# TASK BRIEF
Set down all of the entries below exactly, and omit the pictures.

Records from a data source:
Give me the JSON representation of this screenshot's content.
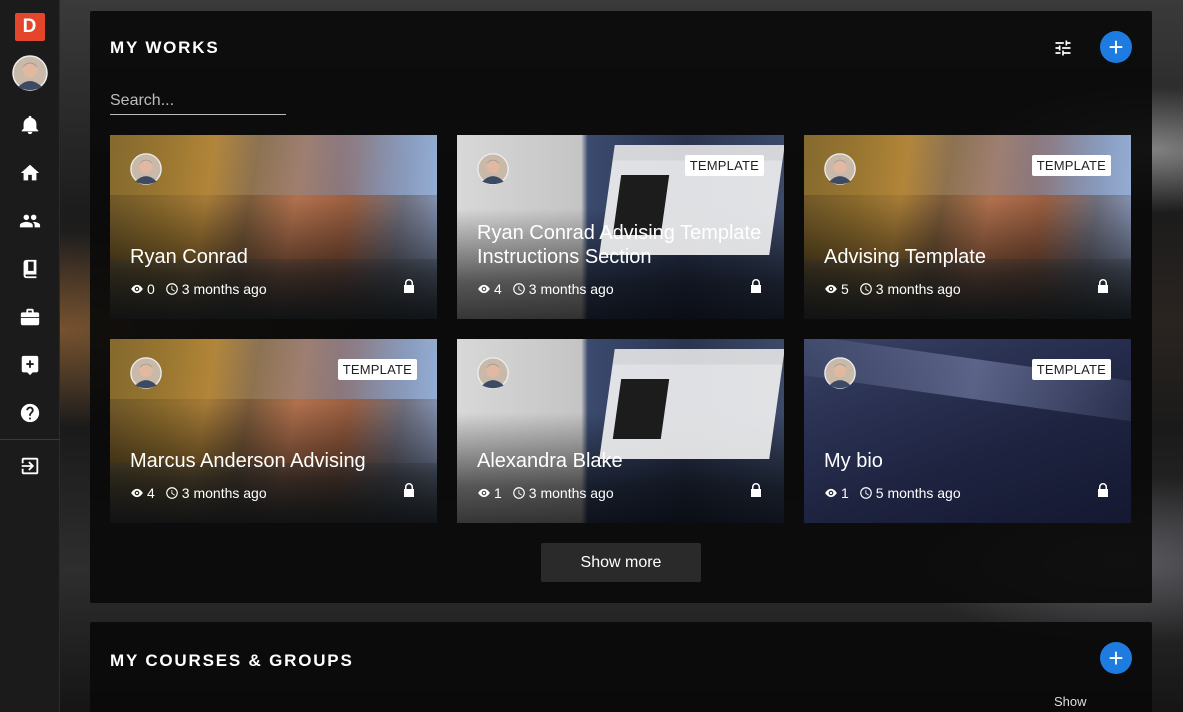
{
  "app": {
    "logo_letter": "D"
  },
  "sidebar": {
    "items": [
      {
        "name": "notifications",
        "icon": "bell-icon"
      },
      {
        "name": "home",
        "icon": "home-icon"
      },
      {
        "name": "people",
        "icon": "people-icon"
      },
      {
        "name": "library",
        "icon": "book-icon"
      },
      {
        "name": "portfolio",
        "icon": "briefcase-icon"
      },
      {
        "name": "add-content",
        "icon": "add-box-icon"
      },
      {
        "name": "help",
        "icon": "help-icon"
      },
      {
        "name": "logout",
        "icon": "logout-icon"
      }
    ]
  },
  "works": {
    "title": "MY WORKS",
    "search_placeholder": "Search...",
    "badge_label": "TEMPLATE",
    "show_more": "Show more",
    "cards": [
      {
        "title": "Ryan Conrad",
        "views": "0",
        "time": "3 months ago",
        "template": false,
        "bg": "bridge"
      },
      {
        "title": "Ryan Conrad Advising Template Instructions Section",
        "views": "4",
        "time": "3 months ago",
        "template": true,
        "bg": "laptop"
      },
      {
        "title": "Advising Template",
        "views": "5",
        "time": "3 months ago",
        "template": true,
        "bg": "bridge"
      },
      {
        "title": "Marcus Anderson Advising",
        "views": "4",
        "time": "3 months ago",
        "template": true,
        "bg": "bridge"
      },
      {
        "title": "Alexandra Blake",
        "views": "1",
        "time": "3 months ago",
        "template": false,
        "bg": "laptop"
      },
      {
        "title": "My bio",
        "views": "1",
        "time": "5 months ago",
        "template": true,
        "bg": "blue"
      }
    ]
  },
  "courses": {
    "title": "MY COURSES & GROUPS",
    "show_label": "Show"
  },
  "colors": {
    "accent": "#1e7be0",
    "logo": "#e3462b"
  }
}
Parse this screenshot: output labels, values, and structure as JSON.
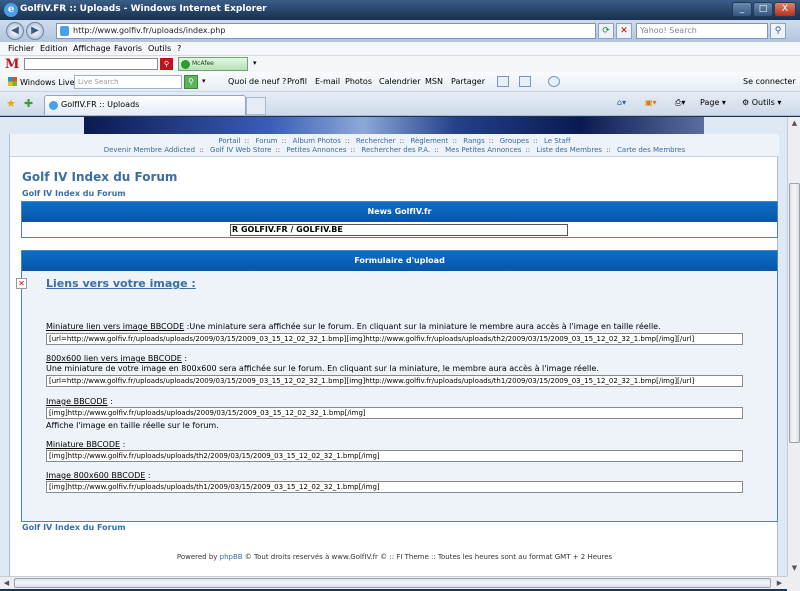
{
  "window": {
    "title": "GolfIV.FR :: Uploads - Windows Internet Explorer",
    "minimize": "_",
    "maximize": "□",
    "close": "X"
  },
  "address_bar": {
    "url": "http://www.golfiv.fr/uploads/index.php",
    "search_placeholder": "Yahoo! Search"
  },
  "menu": [
    "Fichier",
    "Edition",
    "Affichage",
    "Favoris",
    "Outils",
    "?"
  ],
  "mcafee": {
    "logo": "M",
    "badge": "McAfee SiteAdvisor"
  },
  "windows_live": {
    "brand": "Windows Live",
    "search_placeholder": "Live Search",
    "links": [
      "Quoi de neuf ?",
      "Profil",
      "E-mail",
      "Photos",
      "Calendrier",
      "MSN",
      "Partager"
    ],
    "signin": "Se connecter"
  },
  "tabs": [
    {
      "label": "GolfIV.FR :: Uploads"
    }
  ],
  "command_bar": {
    "page": "Page",
    "tools": "Outils"
  },
  "forum": {
    "nav_row1": [
      "Portail",
      "Forum",
      "Album Photos",
      "Rechercher",
      "Règlement",
      "Rangs",
      "Groupes",
      "Le Staff"
    ],
    "nav_row2": [
      "Devenir Membre Addicted",
      "Golf IV Web Store",
      "Petites Annonces",
      "Rechercher des P.A.",
      "Mes Petites Annonces",
      "Liste des Membres",
      "Carte des Membres"
    ],
    "title": "Golf IV Index du Forum",
    "breadcrumb": "Golf IV Index du Forum",
    "news": {
      "heading": "News GolfIV.fr",
      "ticker": "R GOLFIV.FR / GOLFIV.BE"
    },
    "upload": {
      "heading": "Formulaire d'upload",
      "links_title": "Liens vers votre image :",
      "fields": [
        {
          "label": "Miniature lien vers image BBCODE",
          "desc": " :Une miniature sera affichée sur le forum. En cliquant sur la miniature le membre aura accès à l'image en taille réelle.",
          "value": "[url=http://www.golfiv.fr/uploads/uploads/2009/03/15/2009_03_15_12_02_32_1.bmp][img]http://www.golfiv.fr/uploads/uploads/th2/2009/03/15/2009_03_15_12_02_32_1.bmp[/img][/url]"
        },
        {
          "label": "800x600 lien vers image BBCODE",
          "desc": "Une miniature de votre image en 800x600 sera affichée sur le forum. En cliquant sur la miniature, le membre aura accès à l'image réelle.",
          "value": "[url=http://www.golfiv.fr/uploads/uploads/2009/03/15/2009_03_15_12_02_32_1.bmp][img]http://www.golfiv.fr/uploads/uploads/th1/2009/03/15/2009_03_15_12_02_32_1.bmp[/img][/url]"
        },
        {
          "label": "Image BBCODE",
          "desc": "Affiche l'image en taille réelle sur le forum.",
          "value": "[img]http://www.golfiv.fr/uploads/uploads/2009/03/15/2009_03_15_12_02_32_1.bmp[/img]"
        },
        {
          "label": "Miniature BBCODE",
          "value": "[img]http://www.golfiv.fr/uploads/uploads/th2/2009/03/15/2009_03_15_12_02_32_1.bmp[/img]"
        },
        {
          "label": "Image 800x600 BBCODE",
          "value": "[img]http://www.golfiv.fr/uploads/uploads/th1/2009/03/15/2009_03_15_12_02_32_1.bmp[/img]"
        }
      ]
    },
    "footer_link": "Golf IV Index du Forum",
    "copyright": {
      "prefix": "Powered by ",
      "phpbb": "phpBB",
      "rest": " © Tout droits reservés à www.GolfIV.fr © :: FI Theme :: Toutes les heures sont au format GMT + 2 Heures"
    }
  }
}
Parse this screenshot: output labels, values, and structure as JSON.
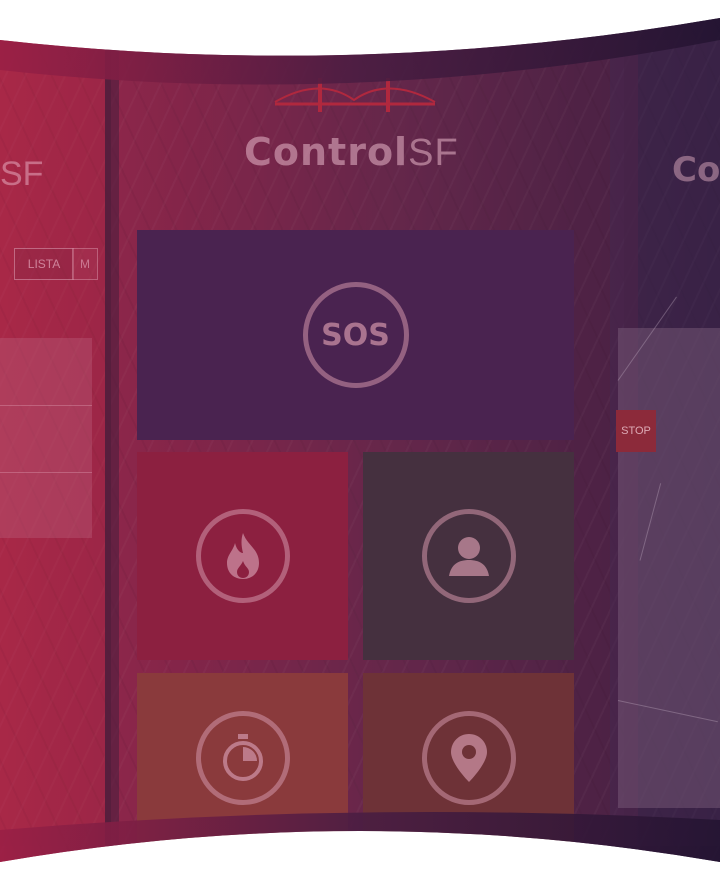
{
  "center_screen": {
    "logo_bold": "Control",
    "logo_light": "SF",
    "tiles": {
      "sos_label": "SOS",
      "fire_icon": "fire-icon",
      "user_icon": "user-icon",
      "timer_icon": "stopwatch-icon",
      "location_icon": "location-pin-icon"
    }
  },
  "left_screen": {
    "logo_partial": "SF",
    "list_button": "LISTA",
    "second_button": "M"
  },
  "right_screen": {
    "logo_partial": "Co",
    "stop_label": "STOP"
  },
  "colors": {
    "gradient_left": "#b02848",
    "gradient_right": "#2b1b3a",
    "sos_tile": "#4a2350",
    "fire_tile": "#8c2040",
    "user_tile": "#45303f",
    "timer_tile": "#8a3a3c",
    "location_tile": "#6e3237"
  }
}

# TASK ANSWER
Give me the JSON representation of this screenshot's content.
{
  "app": {
    "logo_letter": "D"
  },
  "sidebar": {
    "items": [
      {
        "name": "notifications",
        "icon": "bell-icon"
      },
      {
        "name": "home",
        "icon": "home-icon"
      },
      {
        "name": "people",
        "icon": "people-icon"
      },
      {
        "name": "library",
        "icon": "book-icon"
      },
      {
        "name": "portfolio",
        "icon": "briefcase-icon"
      },
      {
        "name": "add-content",
        "icon": "add-box-icon"
      },
      {
        "name": "help",
        "icon": "help-icon"
      },
      {
        "name": "logout",
        "icon": "logout-icon"
      }
    ]
  },
  "works": {
    "title": "MY WORKS",
    "search_placeholder": "Search...",
    "badge_label": "TEMPLATE",
    "show_more": "Show more",
    "cards": [
      {
        "title": "Ryan Conrad",
        "views": "0",
        "time": "3 months ago",
        "template": false,
        "bg": "bridge"
      },
      {
        "title": "Ryan Conrad Advising Template Instructions Section",
        "views": "4",
        "time": "3 months ago",
        "template": true,
        "bg": "laptop"
      },
      {
        "title": "Advising Template",
        "views": "5",
        "time": "3 months ago",
        "template": true,
        "bg": "bridge"
      },
      {
        "title": "Marcus Anderson Advising",
        "views": "4",
        "time": "3 months ago",
        "template": true,
        "bg": "bridge"
      },
      {
        "title": "Alexandra Blake",
        "views": "1",
        "time": "3 months ago",
        "template": false,
        "bg": "laptop"
      },
      {
        "title": "My bio",
        "views": "1",
        "time": "5 months ago",
        "template": true,
        "bg": "blue"
      }
    ]
  },
  "courses": {
    "title": "MY COURSES & GROUPS",
    "show_label": "Show"
  },
  "colors": {
    "accent": "#1e7be0",
    "logo": "#e3462b"
  }
}
Parse this screenshot: output labels, values, and structure as JSON.
{
  "window": {
    "title": "GolfIV.FR :: Uploads - Windows Internet Explorer",
    "minimize": "_",
    "maximize": "□",
    "close": "X"
  },
  "address_bar": {
    "url": "http://www.golfiv.fr/uploads/index.php",
    "search_placeholder": "Yahoo! Search"
  },
  "menu": [
    "Fichier",
    "Edition",
    "Affichage",
    "Favoris",
    "Outils",
    "?"
  ],
  "mcafee": {
    "logo": "M",
    "badge": "McAfee SiteAdvisor"
  },
  "windows_live": {
    "brand": "Windows Live",
    "search_placeholder": "Live Search",
    "links": [
      "Quoi de neuf ?",
      "Profil",
      "E-mail",
      "Photos",
      "Calendrier",
      "MSN",
      "Partager"
    ],
    "signin": "Se connecter"
  },
  "tabs": [
    {
      "label": "GolfIV.FR :: Uploads"
    }
  ],
  "command_bar": {
    "page": "Page",
    "tools": "Outils"
  },
  "forum": {
    "nav_row1": [
      "Portail",
      "Forum",
      "Album Photos",
      "Rechercher",
      "Règlement",
      "Rangs",
      "Groupes",
      "Le Staff"
    ],
    "nav_row2": [
      "Devenir Membre Addicted",
      "Golf IV Web Store",
      "Petites Annonces",
      "Rechercher des P.A.",
      "Mes Petites Annonces",
      "Liste des Membres",
      "Carte des Membres"
    ],
    "title": "Golf IV Index du Forum",
    "breadcrumb": "Golf IV Index du Forum",
    "news": {
      "heading": "News GolfIV.fr",
      "ticker": "R GOLFIV.FR / GOLFIV.BE"
    },
    "upload": {
      "heading": "Formulaire d'upload",
      "links_title": "Liens vers votre image :",
      "fields": [
        {
          "label": "Miniature lien vers image BBCODE",
          "desc": " :Une miniature sera affichée sur le forum. En cliquant sur la miniature le membre aura accès à l'image en taille réelle.",
          "value": "[url=http://www.golfiv.fr/uploads/uploads/2009/03/15/2009_03_15_12_02_32_1.bmp][img]http://www.golfiv.fr/uploads/uploads/th2/2009/03/15/2009_03_15_12_02_32_1.bmp[/img][/url]"
        },
        {
          "label": "800x600 lien vers image BBCODE",
          "desc": "Une miniature de votre image en 800x600 sera affichée sur le forum. En cliquant sur la miniature, le membre aura accès à l'image réelle.",
          "value": "[url=http://www.golfiv.fr/uploads/uploads/2009/03/15/2009_03_15_12_02_32_1.bmp][img]http://www.golfiv.fr/uploads/uploads/th1/2009/03/15/2009_03_15_12_02_32_1.bmp[/img][/url]"
        },
        {
          "label": "Image BBCODE",
          "desc": "Affiche l'image en taille réelle sur le forum.",
          "value": "[img]http://www.golfiv.fr/uploads/uploads/2009/03/15/2009_03_15_12_02_32_1.bmp[/img]"
        },
        {
          "label": "Miniature BBCODE",
          "value": "[img]http://www.golfiv.fr/uploads/uploads/th2/2009/03/15/2009_03_15_12_02_32_1.bmp[/img]"
        },
        {
          "label": "Image 800x600 BBCODE",
          "value": "[img]http://www.golfiv.fr/uploads/uploads/th1/2009/03/15/2009_03_15_12_02_32_1.bmp[/img]"
        }
      ]
    },
    "footer_link": "Golf IV Index du Forum",
    "copyright": {
      "prefix": "Powered by ",
      "phpbb": "phpBB",
      "rest": " © Tout droits reservés à www.GolfIV.fr © :: FI Theme :: Toutes les heures sont au format GMT + 2 Heures"
    }
  }
}
Parse this screenshot: output labels, values, and structure as JSON.
{
  "center_screen": {
    "logo_bold": "Control",
    "logo_light": "SF",
    "tiles": {
      "sos_label": "SOS",
      "fire_icon": "fire-icon",
      "user_icon": "user-icon",
      "timer_icon": "stopwatch-icon",
      "location_icon": "location-pin-icon"
    }
  },
  "left_screen": {
    "logo_partial": "SF",
    "list_button": "LISTA",
    "second_button": "M"
  },
  "right_screen": {
    "logo_partial": "Co",
    "stop_label": "STOP"
  },
  "colors": {
    "gradient_left": "#b02848",
    "gradient_right": "#2b1b3a",
    "sos_tile": "#4a2350",
    "fire_tile": "#8c2040",
    "user_tile": "#45303f",
    "timer_tile": "#8a3a3c",
    "location_tile": "#6e3237"
  }
}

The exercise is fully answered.